Work required:
Find each line in the records below that contains the word "электродами", and copy it out.

--- Provided data ---

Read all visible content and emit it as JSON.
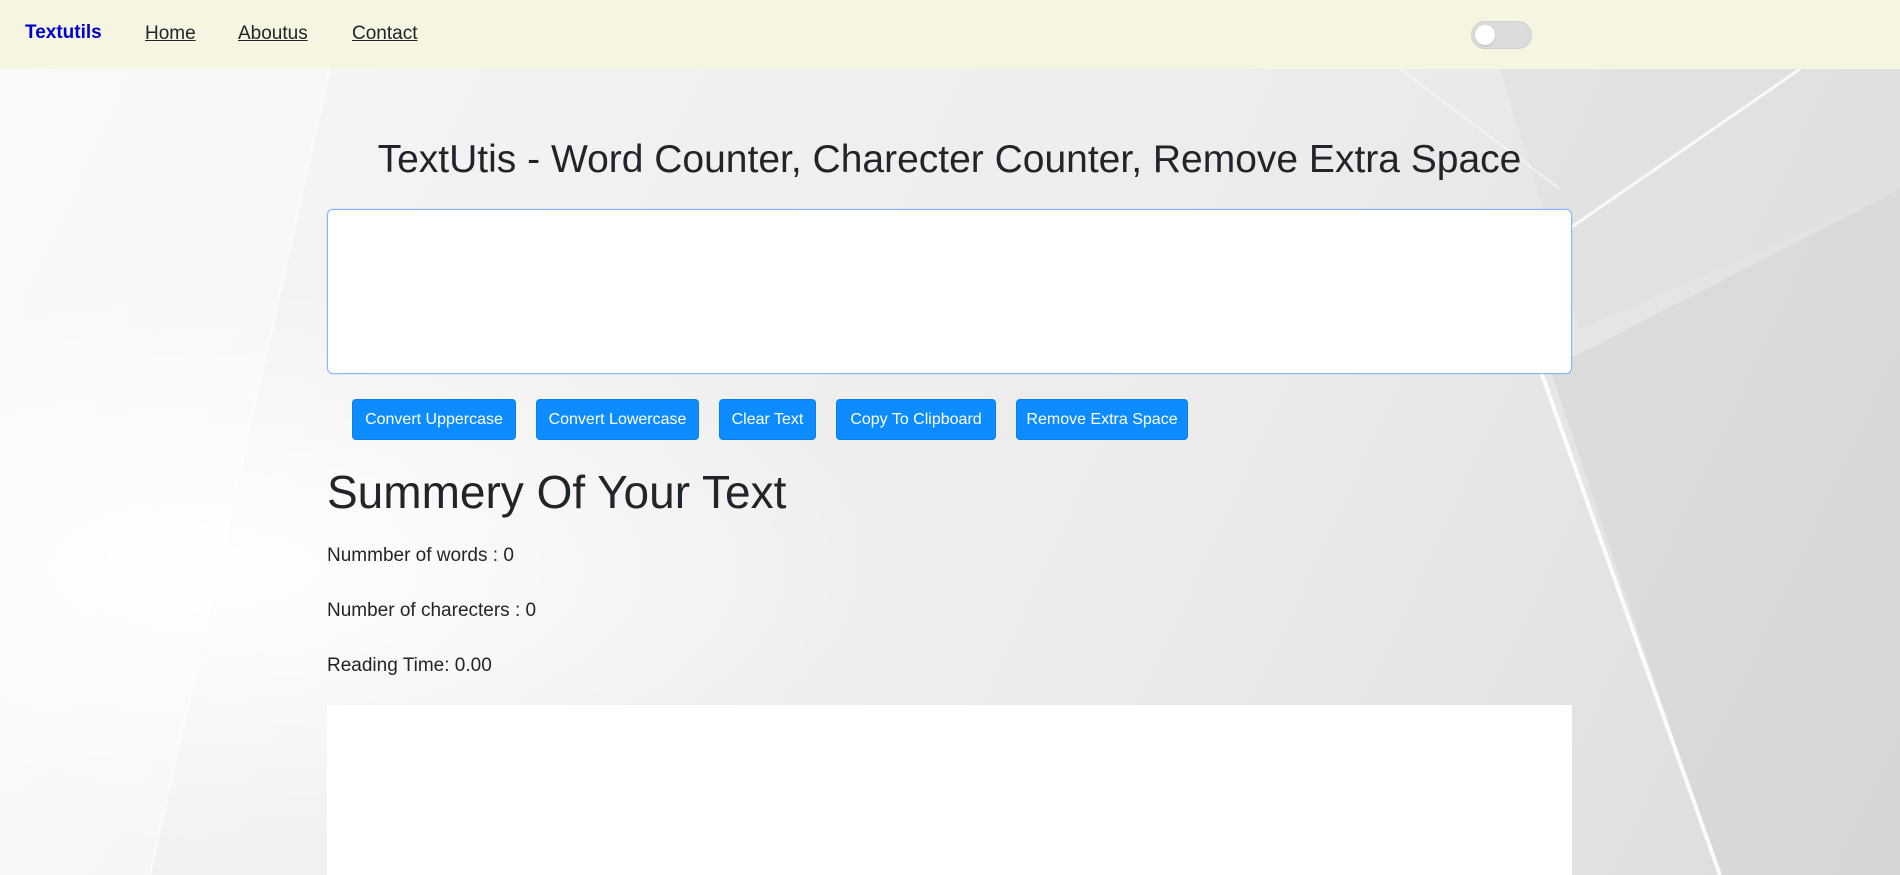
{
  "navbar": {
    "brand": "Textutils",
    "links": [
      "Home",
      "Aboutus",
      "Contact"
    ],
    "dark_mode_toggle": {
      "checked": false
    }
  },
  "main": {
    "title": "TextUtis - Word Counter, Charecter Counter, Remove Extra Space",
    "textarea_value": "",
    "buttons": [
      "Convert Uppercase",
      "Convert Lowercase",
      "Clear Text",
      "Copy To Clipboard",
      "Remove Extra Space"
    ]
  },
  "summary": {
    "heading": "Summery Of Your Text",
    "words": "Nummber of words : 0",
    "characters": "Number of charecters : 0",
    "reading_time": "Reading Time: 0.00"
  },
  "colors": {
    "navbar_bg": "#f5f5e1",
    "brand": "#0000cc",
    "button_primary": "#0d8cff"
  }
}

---
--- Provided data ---

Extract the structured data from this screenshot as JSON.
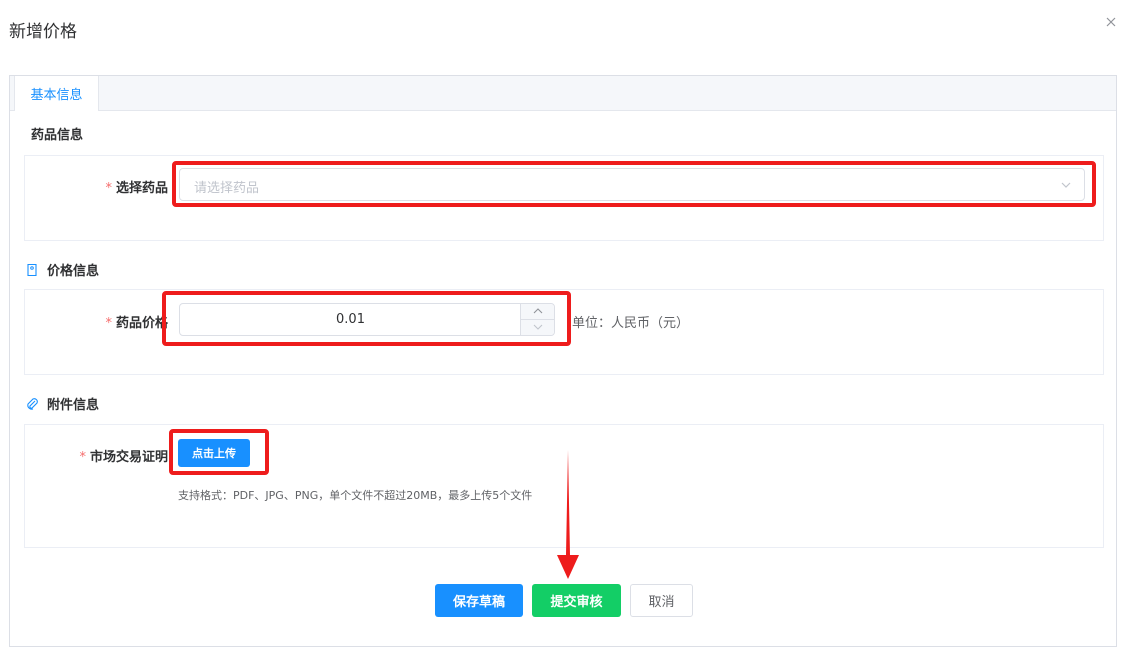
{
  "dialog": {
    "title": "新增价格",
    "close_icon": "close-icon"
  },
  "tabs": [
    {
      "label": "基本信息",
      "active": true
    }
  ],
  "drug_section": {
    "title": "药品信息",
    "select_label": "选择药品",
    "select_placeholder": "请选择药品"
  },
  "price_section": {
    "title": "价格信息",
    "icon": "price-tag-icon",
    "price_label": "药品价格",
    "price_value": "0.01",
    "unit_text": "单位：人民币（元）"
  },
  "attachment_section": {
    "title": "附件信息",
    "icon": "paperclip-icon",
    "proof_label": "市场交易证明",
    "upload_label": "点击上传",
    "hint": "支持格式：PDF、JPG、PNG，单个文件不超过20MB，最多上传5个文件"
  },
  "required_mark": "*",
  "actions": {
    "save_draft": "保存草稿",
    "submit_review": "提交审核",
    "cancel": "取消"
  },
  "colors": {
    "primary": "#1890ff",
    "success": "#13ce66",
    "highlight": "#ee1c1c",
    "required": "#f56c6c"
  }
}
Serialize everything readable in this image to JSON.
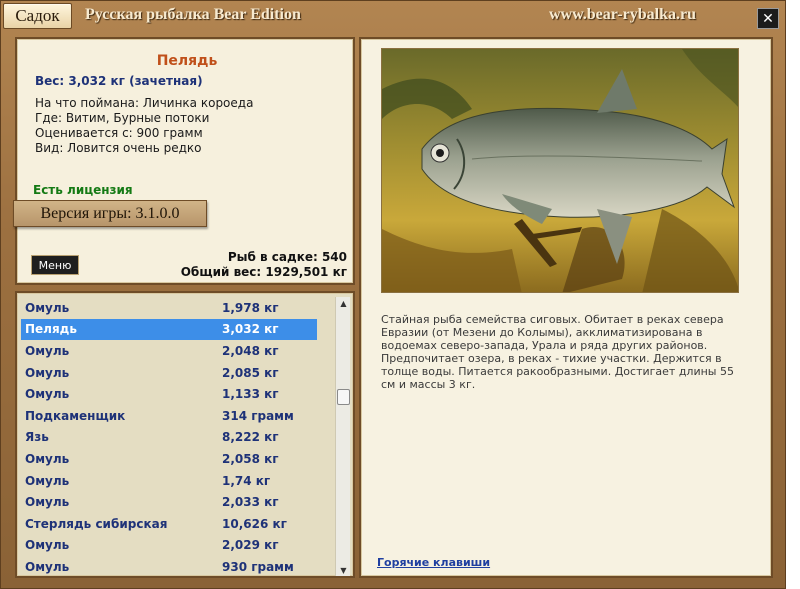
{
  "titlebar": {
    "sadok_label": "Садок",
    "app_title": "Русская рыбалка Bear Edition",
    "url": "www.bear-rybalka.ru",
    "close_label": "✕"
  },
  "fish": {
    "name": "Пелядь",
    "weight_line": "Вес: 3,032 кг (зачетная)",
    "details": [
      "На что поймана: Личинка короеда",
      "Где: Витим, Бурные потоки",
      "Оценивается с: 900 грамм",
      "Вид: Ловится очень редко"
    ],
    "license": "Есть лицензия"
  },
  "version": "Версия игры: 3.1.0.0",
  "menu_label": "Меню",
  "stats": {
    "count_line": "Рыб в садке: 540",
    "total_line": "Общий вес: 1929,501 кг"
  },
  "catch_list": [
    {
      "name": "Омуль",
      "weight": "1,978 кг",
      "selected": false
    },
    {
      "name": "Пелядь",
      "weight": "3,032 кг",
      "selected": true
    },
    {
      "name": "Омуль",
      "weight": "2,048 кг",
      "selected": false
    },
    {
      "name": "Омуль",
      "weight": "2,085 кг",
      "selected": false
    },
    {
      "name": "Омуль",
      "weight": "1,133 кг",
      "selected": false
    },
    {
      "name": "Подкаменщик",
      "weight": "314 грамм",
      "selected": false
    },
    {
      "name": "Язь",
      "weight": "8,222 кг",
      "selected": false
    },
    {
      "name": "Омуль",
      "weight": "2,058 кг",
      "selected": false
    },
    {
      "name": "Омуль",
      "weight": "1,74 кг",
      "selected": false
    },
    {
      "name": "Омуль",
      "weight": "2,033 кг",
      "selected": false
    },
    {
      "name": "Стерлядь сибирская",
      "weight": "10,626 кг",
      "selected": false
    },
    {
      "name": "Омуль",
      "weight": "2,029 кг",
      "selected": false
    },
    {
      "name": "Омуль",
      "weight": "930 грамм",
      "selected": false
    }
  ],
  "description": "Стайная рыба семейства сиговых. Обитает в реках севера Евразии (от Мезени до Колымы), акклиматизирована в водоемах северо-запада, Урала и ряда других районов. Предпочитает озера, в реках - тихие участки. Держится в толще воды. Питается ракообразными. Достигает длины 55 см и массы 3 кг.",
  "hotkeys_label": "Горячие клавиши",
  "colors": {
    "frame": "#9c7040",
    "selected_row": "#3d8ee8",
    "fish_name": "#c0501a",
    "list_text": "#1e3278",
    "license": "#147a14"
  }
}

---
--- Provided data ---

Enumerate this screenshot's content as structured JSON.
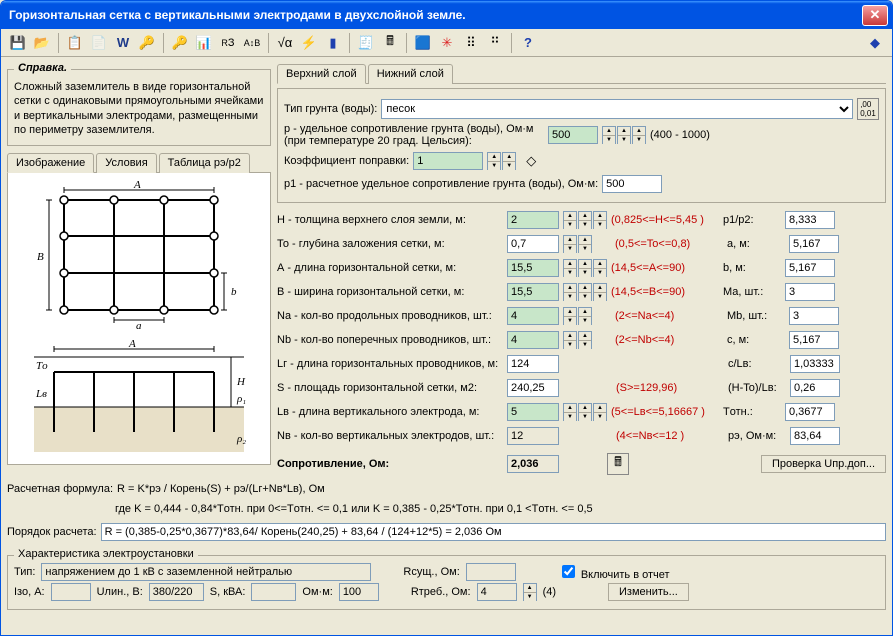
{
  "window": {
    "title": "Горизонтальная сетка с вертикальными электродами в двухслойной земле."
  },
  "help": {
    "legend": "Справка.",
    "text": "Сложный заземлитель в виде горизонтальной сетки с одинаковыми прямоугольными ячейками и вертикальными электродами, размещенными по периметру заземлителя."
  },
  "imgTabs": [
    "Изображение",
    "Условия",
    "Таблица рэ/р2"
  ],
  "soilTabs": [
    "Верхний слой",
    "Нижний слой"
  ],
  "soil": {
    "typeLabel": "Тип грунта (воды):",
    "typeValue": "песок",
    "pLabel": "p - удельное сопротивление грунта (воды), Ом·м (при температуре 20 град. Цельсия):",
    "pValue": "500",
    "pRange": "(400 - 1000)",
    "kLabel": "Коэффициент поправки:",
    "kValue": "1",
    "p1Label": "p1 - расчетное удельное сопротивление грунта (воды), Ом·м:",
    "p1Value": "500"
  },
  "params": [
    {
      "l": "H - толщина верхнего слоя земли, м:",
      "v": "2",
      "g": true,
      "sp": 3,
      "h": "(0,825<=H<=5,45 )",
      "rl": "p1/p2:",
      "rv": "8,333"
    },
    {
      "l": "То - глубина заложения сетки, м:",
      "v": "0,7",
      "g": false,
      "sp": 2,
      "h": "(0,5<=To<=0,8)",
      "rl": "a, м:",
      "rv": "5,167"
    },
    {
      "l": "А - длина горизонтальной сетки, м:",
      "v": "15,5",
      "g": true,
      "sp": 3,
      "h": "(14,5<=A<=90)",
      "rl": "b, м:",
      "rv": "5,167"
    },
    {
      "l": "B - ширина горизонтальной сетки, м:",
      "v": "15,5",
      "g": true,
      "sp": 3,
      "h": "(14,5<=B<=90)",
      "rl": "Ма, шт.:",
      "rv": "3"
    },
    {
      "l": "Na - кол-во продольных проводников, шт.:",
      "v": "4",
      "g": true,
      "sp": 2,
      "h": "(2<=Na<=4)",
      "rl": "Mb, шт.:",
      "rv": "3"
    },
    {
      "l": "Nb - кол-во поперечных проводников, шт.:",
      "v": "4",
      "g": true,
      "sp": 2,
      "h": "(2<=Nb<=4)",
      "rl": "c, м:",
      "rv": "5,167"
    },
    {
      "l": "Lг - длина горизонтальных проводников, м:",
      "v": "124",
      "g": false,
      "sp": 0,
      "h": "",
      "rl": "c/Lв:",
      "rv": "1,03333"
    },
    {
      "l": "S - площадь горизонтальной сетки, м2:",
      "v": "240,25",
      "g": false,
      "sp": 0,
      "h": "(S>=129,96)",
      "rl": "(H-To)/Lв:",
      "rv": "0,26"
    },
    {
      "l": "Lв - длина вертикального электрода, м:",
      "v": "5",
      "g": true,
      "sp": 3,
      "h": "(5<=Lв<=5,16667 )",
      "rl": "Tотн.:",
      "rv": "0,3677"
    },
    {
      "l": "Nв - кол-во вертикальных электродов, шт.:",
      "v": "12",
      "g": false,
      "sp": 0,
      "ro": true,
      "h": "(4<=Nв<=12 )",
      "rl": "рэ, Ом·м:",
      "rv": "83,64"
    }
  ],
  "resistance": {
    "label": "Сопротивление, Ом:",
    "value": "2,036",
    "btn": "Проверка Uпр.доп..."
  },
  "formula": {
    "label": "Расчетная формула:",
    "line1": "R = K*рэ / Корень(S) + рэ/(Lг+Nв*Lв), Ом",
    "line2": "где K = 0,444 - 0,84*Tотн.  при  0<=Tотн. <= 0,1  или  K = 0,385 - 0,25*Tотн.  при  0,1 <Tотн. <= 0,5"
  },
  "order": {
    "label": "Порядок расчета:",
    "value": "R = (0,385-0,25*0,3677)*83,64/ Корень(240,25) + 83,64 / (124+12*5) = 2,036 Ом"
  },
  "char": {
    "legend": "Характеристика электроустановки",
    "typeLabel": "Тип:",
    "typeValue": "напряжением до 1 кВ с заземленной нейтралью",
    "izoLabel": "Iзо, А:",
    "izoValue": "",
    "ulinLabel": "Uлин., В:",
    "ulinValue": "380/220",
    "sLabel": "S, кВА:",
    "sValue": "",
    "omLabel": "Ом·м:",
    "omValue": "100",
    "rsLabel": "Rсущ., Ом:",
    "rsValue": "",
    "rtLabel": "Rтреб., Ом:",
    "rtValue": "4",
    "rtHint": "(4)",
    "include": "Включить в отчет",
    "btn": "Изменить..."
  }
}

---

Result of this task:
    "title": "Горизонтальная сетка с вертикальными электродами в двухслойной земле."
    "text": "Сложный заземлитель в виде горизонтальной сетки с одинаковыми прямоугольными ячейками и вертикальными электродами, размещенными по периметру заземлителя."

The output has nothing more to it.